PROBLEM STATEMENT: Return the records below in full. Keep every word exact and skip the images.

▼

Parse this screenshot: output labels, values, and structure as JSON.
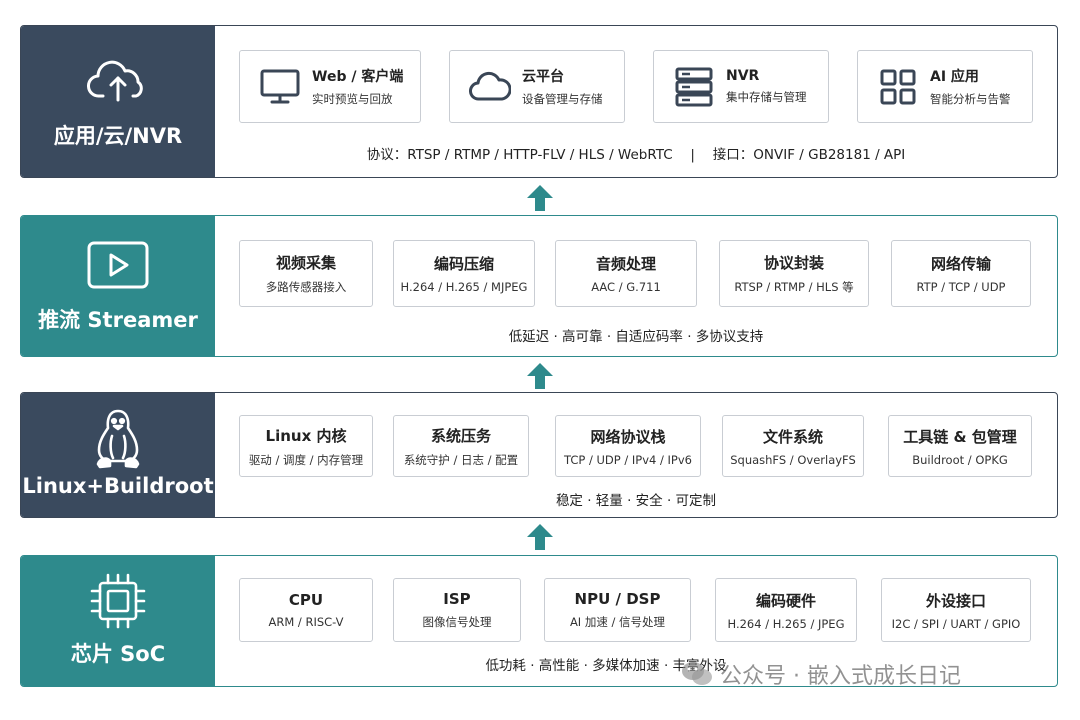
{
  "layers": [
    {
      "title": "应用/云/NVR",
      "icon": "cloud-upload-icon",
      "cards": [
        {
          "title": "Web / 客户端",
          "subtitle": "实时预览与回放",
          "icon": "monitor-icon"
        },
        {
          "title": "云平台",
          "subtitle": "设备管理与存储",
          "icon": "cloud-icon"
        },
        {
          "title": "NVR",
          "subtitle": "集中存储与管理",
          "icon": "server-icon"
        },
        {
          "title": "AI 应用",
          "subtitle": "智能分析与告警",
          "icon": "grid-icon"
        }
      ],
      "footer": "协议：RTSP / RTMP / HTTP-FLV / HLS / WebRTC　 |　 接口：ONVIF / GB28181 / API"
    },
    {
      "title": "推流 Streamer",
      "icon": "play-icon",
      "cards": [
        {
          "title": "视频采集",
          "subtitle": "多路传感器接入"
        },
        {
          "title": "编码压缩",
          "subtitle": "H.264 / H.265 / MJPEG"
        },
        {
          "title": "音频处理",
          "subtitle": "AAC / G.711"
        },
        {
          "title": "协议封装",
          "subtitle": "RTSP / RTMP / HLS 等"
        },
        {
          "title": "网络传输",
          "subtitle": "RTP / TCP / UDP"
        }
      ],
      "footer": "低延迟 · 高可靠 · 自适应码率 · 多协议支持"
    },
    {
      "title": "Linux+Buildroot",
      "icon": "linux-penguin-icon",
      "cards": [
        {
          "title": "Linux 内核",
          "subtitle": "驱动 / 调度 / 内存管理"
        },
        {
          "title": "系统压务",
          "subtitle": "系统守护 / 日志 / 配置"
        },
        {
          "title": "网络协议栈",
          "subtitle": "TCP / UDP / IPv4 / IPv6"
        },
        {
          "title": "文件系统",
          "subtitle": "SquashFS / OverlayFS"
        },
        {
          "title": "工具链 & 包管理",
          "subtitle": "Buildroot / OPKG"
        }
      ],
      "footer": "稳定 · 轻量 · 安全 · 可定制"
    },
    {
      "title": "芯片 SoC",
      "icon": "chip-icon",
      "cards": [
        {
          "title": "CPU",
          "subtitle": "ARM / RISC-V"
        },
        {
          "title": "ISP",
          "subtitle": "图像信号处理"
        },
        {
          "title": "NPU / DSP",
          "subtitle": "AI 加速 / 信号处理"
        },
        {
          "title": "编码硬件",
          "subtitle": "H.264 / H.265 / JPEG"
        },
        {
          "title": "外设接口",
          "subtitle": "I2C / SPI / UART / GPIO"
        }
      ],
      "footer": "低功耗 · 高性能 · 多媒体加速 · 丰富外设"
    }
  ],
  "watermark": "公众号 · 嵌入式成长日记",
  "colors": {
    "dark": "#3a4a5e",
    "teal": "#2e8a8c",
    "arrow": "#2e8a8c",
    "border": "#c9cdd3"
  }
}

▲

ANSWER TO THE PROBLEM:
Parse this screenshot: output labels, values, and structure as JSON.
{
  "layers": [
    {
      "title": "应用/云/NVR",
      "icon": "cloud-upload-icon",
      "cards": [
        {
          "title": "Web / 客户端",
          "subtitle": "实时预览与回放",
          "icon": "monitor-icon"
        },
        {
          "title": "云平台",
          "subtitle": "设备管理与存储",
          "icon": "cloud-icon"
        },
        {
          "title": "NVR",
          "subtitle": "集中存储与管理",
          "icon": "server-icon"
        },
        {
          "title": "AI 应用",
          "subtitle": "智能分析与告警",
          "icon": "grid-icon"
        }
      ],
      "footer": "协议：RTSP / RTMP / HTTP-FLV / HLS / WebRTC　 |　 接口：ONVIF / GB28181 / API"
    },
    {
      "title": "推流 Streamer",
      "icon": "play-icon",
      "cards": [
        {
          "title": "视频采集",
          "subtitle": "多路传感器接入"
        },
        {
          "title": "编码压缩",
          "subtitle": "H.264 / H.265 / MJPEG"
        },
        {
          "title": "音频处理",
          "subtitle": "AAC / G.711"
        },
        {
          "title": "协议封装",
          "subtitle": "RTSP / RTMP / HLS 等"
        },
        {
          "title": "网络传输",
          "subtitle": "RTP / TCP / UDP"
        }
      ],
      "footer": "低延迟 · 高可靠 · 自适应码率 · 多协议支持"
    },
    {
      "title": "Linux+Buildroot",
      "icon": "linux-penguin-icon",
      "cards": [
        {
          "title": "Linux 内核",
          "subtitle": "驱动 / 调度 / 内存管理"
        },
        {
          "title": "系统压务",
          "subtitle": "系统守护 / 日志 / 配置"
        },
        {
          "title": "网络协议栈",
          "subtitle": "TCP / UDP / IPv4 / IPv6"
        },
        {
          "title": "文件系统",
          "subtitle": "SquashFS / OverlayFS"
        },
        {
          "title": "工具链 & 包管理",
          "subtitle": "Buildroot / OPKG"
        }
      ],
      "footer": "稳定 · 轻量 · 安全 · 可定制"
    },
    {
      "title": "芯片 SoC",
      "icon": "chip-icon",
      "cards": [
        {
          "title": "CPU",
          "subtitle": "ARM / RISC-V"
        },
        {
          "title": "ISP",
          "subtitle": "图像信号处理"
        },
        {
          "title": "NPU / DSP",
          "subtitle": "AI 加速 / 信号处理"
        },
        {
          "title": "编码硬件",
          "subtitle": "H.264 / H.265 / JPEG"
        },
        {
          "title": "外设接口",
          "subtitle": "I2C / SPI / UART / GPIO"
        }
      ],
      "footer": "低功耗 · 高性能 · 多媒体加速 · 丰富外设"
    }
  ],
  "watermark": "公众号 · 嵌入式成长日记",
  "colors": {
    "dark": "#3a4a5e",
    "teal": "#2e8a8c",
    "arrow": "#2e8a8c",
    "border": "#c9cdd3"
  }
}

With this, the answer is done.